### DATA PROVIDED ###
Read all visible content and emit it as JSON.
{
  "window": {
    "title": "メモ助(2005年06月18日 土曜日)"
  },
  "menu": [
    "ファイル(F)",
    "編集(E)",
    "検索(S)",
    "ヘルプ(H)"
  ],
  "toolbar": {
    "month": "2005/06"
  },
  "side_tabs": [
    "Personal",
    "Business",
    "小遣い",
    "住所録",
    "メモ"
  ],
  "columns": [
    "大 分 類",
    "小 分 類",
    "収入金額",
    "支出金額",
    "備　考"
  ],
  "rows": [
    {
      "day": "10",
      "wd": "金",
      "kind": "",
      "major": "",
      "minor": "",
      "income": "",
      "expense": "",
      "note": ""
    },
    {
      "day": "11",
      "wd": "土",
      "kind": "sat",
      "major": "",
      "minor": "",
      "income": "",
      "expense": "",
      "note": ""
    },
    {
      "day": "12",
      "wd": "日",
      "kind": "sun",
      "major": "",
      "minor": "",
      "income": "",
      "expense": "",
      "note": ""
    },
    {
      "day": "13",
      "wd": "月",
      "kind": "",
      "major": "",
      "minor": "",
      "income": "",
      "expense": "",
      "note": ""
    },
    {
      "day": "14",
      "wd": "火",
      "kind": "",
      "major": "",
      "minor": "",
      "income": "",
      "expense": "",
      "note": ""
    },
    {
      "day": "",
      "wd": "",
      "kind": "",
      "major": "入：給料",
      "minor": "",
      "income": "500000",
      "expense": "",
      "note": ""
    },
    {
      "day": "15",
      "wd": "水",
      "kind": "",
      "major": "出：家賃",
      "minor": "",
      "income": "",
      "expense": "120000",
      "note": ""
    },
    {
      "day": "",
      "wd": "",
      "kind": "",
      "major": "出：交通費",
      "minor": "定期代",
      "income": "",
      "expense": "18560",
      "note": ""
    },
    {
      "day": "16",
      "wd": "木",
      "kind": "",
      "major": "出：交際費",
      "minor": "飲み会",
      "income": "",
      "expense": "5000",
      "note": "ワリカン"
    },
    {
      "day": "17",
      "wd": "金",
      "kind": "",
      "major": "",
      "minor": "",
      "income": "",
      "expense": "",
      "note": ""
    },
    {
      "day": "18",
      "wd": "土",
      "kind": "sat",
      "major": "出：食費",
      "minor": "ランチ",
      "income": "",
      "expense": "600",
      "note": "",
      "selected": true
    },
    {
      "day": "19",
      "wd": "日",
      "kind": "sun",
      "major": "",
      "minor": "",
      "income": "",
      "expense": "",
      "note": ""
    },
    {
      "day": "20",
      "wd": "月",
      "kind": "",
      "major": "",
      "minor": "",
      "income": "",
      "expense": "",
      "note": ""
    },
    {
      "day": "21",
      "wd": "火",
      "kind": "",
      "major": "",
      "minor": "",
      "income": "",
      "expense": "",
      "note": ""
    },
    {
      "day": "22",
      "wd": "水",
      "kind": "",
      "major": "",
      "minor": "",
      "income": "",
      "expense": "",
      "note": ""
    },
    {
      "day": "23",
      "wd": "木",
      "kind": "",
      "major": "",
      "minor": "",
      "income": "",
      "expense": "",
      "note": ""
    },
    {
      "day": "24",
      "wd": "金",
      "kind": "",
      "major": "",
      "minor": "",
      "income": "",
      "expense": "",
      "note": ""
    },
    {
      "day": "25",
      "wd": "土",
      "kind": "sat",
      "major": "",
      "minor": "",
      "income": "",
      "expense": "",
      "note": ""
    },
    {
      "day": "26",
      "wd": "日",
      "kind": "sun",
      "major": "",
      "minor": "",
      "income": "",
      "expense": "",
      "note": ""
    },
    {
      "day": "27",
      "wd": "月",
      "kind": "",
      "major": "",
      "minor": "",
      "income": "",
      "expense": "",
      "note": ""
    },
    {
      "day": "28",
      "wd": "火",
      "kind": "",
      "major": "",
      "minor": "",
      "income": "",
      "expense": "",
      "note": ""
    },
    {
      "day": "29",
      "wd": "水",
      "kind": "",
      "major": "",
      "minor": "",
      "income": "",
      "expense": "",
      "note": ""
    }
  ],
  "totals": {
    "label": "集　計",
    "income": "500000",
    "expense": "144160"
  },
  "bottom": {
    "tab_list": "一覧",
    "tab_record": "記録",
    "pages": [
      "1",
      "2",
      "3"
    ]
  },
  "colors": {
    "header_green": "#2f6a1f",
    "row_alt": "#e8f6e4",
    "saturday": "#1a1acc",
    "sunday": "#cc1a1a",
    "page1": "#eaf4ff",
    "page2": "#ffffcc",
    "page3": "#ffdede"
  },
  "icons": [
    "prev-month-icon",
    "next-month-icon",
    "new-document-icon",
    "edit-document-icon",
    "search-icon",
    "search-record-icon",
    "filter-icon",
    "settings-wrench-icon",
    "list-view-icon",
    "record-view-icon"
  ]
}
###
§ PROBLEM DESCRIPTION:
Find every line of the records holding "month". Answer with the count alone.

§ ANSWER:
3